%%
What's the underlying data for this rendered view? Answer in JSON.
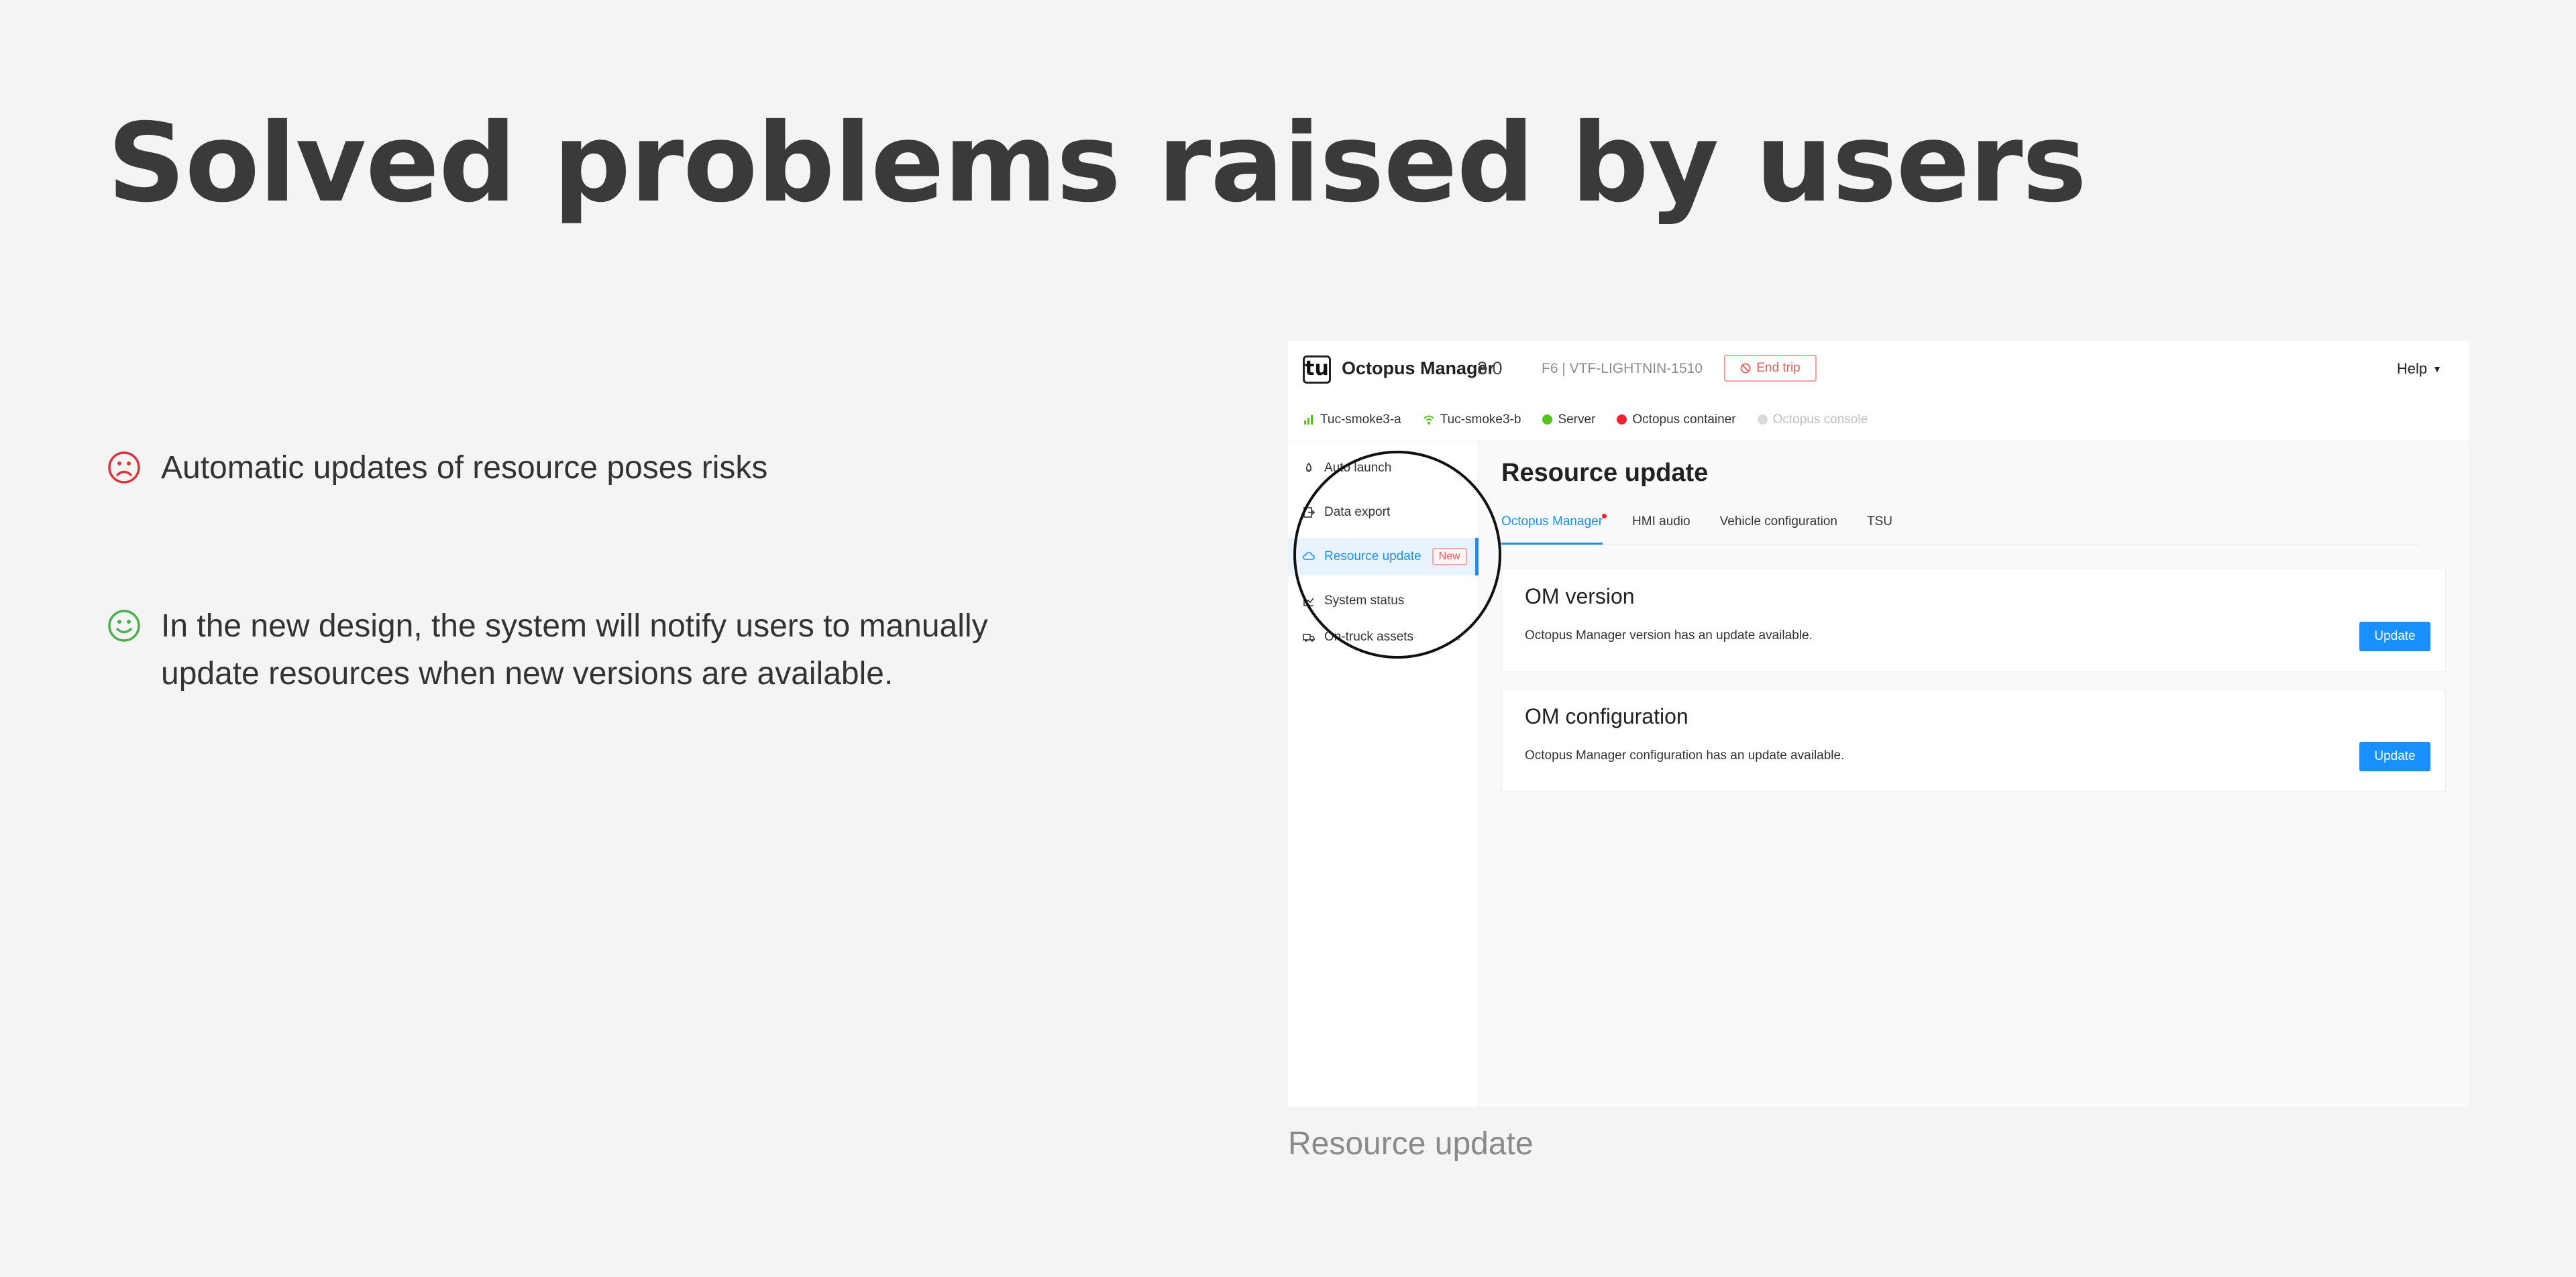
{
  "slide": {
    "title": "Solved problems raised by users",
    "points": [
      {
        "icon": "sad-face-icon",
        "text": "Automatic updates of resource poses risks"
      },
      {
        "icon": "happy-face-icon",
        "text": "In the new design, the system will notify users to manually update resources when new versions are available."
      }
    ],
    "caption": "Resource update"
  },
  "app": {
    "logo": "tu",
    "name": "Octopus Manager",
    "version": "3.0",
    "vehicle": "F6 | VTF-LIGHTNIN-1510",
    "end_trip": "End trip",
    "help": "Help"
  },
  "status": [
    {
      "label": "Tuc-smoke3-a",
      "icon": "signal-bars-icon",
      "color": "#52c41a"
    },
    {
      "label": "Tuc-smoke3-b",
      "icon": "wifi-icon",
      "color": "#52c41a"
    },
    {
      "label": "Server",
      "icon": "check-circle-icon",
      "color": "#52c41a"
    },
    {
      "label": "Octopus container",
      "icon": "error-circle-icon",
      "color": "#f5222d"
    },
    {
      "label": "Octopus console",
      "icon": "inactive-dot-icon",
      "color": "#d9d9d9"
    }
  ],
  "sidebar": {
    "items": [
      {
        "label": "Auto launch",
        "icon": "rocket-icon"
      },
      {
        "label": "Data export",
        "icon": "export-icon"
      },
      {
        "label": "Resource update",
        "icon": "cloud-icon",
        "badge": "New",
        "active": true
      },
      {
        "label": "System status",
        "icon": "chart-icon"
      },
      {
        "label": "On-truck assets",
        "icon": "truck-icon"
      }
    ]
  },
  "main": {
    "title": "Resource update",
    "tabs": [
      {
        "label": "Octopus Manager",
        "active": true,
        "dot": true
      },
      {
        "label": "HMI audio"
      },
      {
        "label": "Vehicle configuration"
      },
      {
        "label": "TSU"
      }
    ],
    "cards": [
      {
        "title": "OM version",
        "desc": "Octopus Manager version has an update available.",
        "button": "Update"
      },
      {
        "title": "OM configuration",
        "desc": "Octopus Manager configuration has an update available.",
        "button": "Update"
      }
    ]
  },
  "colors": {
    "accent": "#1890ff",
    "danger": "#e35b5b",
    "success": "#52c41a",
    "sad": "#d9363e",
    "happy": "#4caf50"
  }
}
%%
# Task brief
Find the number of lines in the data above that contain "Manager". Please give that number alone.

# Problem solution
4